§ EXERCISE REQUIREMENTS
Lift out each line of the data that holds "JSON".

§ GIVEN DATA
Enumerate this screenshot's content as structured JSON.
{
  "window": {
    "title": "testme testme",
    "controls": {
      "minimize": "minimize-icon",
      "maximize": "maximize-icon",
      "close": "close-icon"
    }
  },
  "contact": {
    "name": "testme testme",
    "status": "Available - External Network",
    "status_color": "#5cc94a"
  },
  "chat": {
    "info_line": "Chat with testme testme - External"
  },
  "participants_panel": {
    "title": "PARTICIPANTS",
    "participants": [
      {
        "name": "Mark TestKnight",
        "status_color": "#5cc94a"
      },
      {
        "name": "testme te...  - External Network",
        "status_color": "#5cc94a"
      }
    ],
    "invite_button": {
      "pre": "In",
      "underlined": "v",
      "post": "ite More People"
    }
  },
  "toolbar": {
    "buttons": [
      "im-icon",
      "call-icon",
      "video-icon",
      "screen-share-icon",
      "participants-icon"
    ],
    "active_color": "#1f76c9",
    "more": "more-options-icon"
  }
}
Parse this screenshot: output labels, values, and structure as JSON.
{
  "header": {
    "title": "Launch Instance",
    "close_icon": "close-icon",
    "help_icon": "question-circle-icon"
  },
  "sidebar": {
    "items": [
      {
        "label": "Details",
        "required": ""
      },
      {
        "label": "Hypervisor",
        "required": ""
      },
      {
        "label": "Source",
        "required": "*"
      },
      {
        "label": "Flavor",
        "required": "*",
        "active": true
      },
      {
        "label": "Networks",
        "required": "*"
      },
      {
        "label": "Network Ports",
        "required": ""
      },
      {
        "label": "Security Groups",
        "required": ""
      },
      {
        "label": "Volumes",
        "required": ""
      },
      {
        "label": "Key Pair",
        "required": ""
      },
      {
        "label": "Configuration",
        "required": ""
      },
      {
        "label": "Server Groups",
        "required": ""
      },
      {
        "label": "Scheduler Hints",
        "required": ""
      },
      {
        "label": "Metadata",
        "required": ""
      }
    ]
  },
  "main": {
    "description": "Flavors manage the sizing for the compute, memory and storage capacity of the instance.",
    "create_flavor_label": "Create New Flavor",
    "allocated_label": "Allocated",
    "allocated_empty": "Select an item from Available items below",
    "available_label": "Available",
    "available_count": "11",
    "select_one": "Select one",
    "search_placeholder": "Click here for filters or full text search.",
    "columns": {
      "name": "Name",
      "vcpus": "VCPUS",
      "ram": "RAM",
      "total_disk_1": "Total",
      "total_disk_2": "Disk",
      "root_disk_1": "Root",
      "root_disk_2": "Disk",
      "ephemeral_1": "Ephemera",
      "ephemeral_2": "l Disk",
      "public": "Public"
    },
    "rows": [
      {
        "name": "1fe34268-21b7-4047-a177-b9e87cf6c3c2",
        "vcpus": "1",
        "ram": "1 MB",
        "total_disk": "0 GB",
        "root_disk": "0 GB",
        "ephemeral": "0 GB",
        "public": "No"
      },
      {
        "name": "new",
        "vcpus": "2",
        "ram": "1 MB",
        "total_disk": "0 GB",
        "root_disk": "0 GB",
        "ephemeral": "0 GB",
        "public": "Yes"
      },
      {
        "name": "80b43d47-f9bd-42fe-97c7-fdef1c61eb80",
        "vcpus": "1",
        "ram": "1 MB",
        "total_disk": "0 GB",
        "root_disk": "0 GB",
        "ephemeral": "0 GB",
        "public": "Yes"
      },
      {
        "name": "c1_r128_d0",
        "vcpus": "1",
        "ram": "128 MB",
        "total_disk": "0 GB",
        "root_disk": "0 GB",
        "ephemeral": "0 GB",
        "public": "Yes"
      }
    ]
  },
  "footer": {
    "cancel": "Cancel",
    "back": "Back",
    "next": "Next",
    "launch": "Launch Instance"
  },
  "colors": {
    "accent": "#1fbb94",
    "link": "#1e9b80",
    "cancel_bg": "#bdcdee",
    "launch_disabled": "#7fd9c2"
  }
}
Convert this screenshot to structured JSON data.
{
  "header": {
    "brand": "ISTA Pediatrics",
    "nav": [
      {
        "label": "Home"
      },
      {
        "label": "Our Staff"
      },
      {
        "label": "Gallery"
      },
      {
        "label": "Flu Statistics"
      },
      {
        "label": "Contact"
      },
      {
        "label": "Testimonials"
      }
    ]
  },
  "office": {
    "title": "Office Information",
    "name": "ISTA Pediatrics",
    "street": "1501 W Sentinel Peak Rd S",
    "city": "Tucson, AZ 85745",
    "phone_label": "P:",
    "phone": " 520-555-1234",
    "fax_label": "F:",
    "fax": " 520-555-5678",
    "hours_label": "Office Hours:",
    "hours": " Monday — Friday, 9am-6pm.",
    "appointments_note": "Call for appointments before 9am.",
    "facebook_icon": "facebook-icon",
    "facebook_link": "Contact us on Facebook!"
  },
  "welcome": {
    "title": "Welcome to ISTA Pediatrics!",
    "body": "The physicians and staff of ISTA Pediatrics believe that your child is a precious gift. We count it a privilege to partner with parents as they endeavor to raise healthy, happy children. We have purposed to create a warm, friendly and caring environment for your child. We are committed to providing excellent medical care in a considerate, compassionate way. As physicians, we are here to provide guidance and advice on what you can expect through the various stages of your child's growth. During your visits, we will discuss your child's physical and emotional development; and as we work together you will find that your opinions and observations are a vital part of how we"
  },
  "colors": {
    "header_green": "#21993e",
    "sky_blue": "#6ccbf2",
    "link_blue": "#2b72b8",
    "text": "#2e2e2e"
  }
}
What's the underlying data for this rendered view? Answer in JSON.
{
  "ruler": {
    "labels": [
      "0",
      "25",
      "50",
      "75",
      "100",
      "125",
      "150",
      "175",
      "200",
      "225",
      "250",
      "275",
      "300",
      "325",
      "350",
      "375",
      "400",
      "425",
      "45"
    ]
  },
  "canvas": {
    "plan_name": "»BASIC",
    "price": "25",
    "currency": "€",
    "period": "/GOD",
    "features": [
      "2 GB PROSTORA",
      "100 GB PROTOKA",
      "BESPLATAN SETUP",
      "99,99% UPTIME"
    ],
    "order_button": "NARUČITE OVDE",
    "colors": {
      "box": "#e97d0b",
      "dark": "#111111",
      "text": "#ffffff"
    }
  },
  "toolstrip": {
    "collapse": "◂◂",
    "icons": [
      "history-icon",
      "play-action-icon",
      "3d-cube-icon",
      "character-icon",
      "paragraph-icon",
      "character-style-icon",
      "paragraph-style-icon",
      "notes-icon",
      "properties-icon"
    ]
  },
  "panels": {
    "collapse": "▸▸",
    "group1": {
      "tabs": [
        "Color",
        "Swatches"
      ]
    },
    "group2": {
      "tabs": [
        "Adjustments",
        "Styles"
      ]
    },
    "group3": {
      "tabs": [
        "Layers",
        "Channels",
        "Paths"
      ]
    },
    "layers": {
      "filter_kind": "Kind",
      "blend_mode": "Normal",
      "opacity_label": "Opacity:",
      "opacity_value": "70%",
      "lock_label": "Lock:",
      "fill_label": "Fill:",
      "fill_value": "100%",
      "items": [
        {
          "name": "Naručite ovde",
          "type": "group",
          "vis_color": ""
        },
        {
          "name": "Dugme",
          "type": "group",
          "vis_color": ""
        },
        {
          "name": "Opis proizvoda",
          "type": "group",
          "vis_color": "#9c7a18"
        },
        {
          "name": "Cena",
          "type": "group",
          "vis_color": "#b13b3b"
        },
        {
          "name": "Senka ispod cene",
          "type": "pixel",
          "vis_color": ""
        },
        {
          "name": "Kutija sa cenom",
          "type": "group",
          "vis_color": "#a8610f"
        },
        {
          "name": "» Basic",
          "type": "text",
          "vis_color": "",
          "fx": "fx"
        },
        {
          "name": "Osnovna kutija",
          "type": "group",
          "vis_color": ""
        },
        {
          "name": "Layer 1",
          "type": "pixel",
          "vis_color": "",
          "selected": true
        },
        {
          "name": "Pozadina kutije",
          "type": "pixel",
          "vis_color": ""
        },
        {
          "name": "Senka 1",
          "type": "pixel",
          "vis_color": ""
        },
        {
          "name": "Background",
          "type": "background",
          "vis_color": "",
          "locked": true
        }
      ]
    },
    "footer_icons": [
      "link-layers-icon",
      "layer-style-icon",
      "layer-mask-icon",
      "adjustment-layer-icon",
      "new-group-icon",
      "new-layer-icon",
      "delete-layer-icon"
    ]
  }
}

§ WORKED SOLUTION
Enumerate this screenshot's content as structured JSON.
Parse this screenshot: output labels, values, and structure as JSON.
Convert this screenshot to structured JSON data.
What's the underlying data for this rendered view? Answer in JSON.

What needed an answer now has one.